Stocks are the most common type of trading instrument. They represent fractional ownership in a company and are usually traded on stock exchanges.


Stocks are shares of ownership in a company, and they allow you to become an owner of a piece of the corporation. They come in different types, including common and preferred, which entitle owners to vote at shareholder meetings and receive dividends from the company.

In the long term, stocks typically outperform alternatives like bank certificates of deposit and gold. They also have historically outperformed Treasury bonds.

Traders buy and sell shares of companies to make short-term profits, watching for changes in their prices. They often use stop-loss orders to close out trades when they reach a specific price level.

Some stocks pay dividends to investors, which can be a significant part of overall stock market returns. This is particularly true for growth stocks, which have earnings growing at a faster rate than the market average.


Gold is a popular metal that can be traded via CFDs, ETFs, futures and options. It is also widely used as a safe-haven asset during periods of economic crisis.

The price of gold is driven by a number of factors including political, economic and social factors. It is also influenced by currency fluctuations.

Trading gold is possible through bullion, CFDs, mining stocks and metal ETFs. However, these instruments come with a high risk of loss as they can be leveraged.

Gold Futures are contracts that enable traders to trade gold at fixed terms, prices and quantities on a specific date in the future. This is called the settlement day. Traders may choose to delay the settlement day in order to speculate before it happens, and only settle their gains or losses once the trade has reached its expiry date.


The exchange of goods and services is among the most universal activities in human life. To facilitate these transactions, people settle on something that will serve as a medium of exchange–they select something to be money.

Currency, also called foreign exchange, is a standardized system of monetary value that governments print to support their economies and thereby ensure their stability. Examples of these currencies include the United States dollar (USD), the European Union euro (EUR), and the Japanese yen (JPY).

A currency can be traded in two ways: spot or future. Spot deals involve the exchange of one currency for another at a specific time and at a fixed price.

Currencies can be traded in the interbank market, which allows banks and other financial institutions to buy and sell their currencies. Unlike in stock markets, individual retail investors can’t trade currencies on the interbank market.
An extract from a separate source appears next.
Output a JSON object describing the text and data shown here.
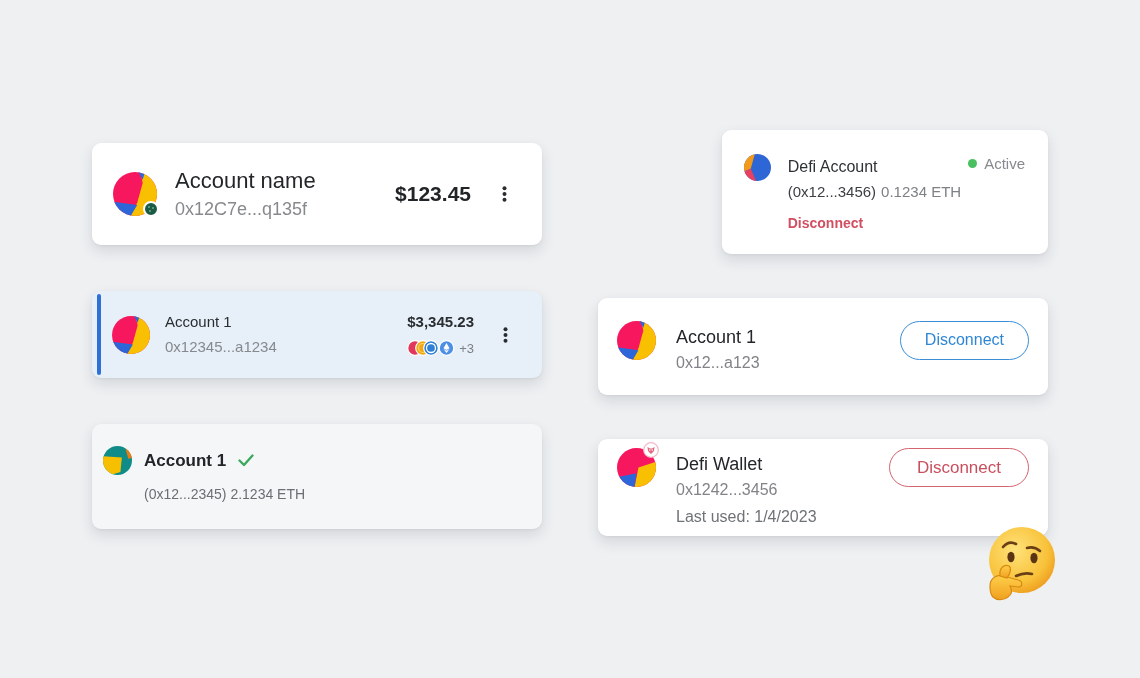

Commodities are trading instruments that allow investors to buy or sell goods such as oil, gold and metals at current and future prices. They are usually traded on exchanges, such as the Chicago Mercantile Exchange (CME) and New York Mercantile Exchange (NYMEX).

When trading commodities, it is important to keep in mind the factors that can impact market prices. For example, weather and geopolitics can be key drivers of prices.

The health of the global economy can also play a role in commodity demand, as it affects supply and demand for many commodities. For instance, during periods of strong economic growth, there is more construction and manufacturing activity in the world and this increases demand for commodities such as crude oil and natural gas.

A good way to trade commodities is by trading futures contracts on a commodities exchange. These contracts specify the terms of delivery for an asset in a specified timeframe. These contracts are used by major industrial consumers such as airline companies and farming cooperatives to hedge against volatility in the market for the goods they consume.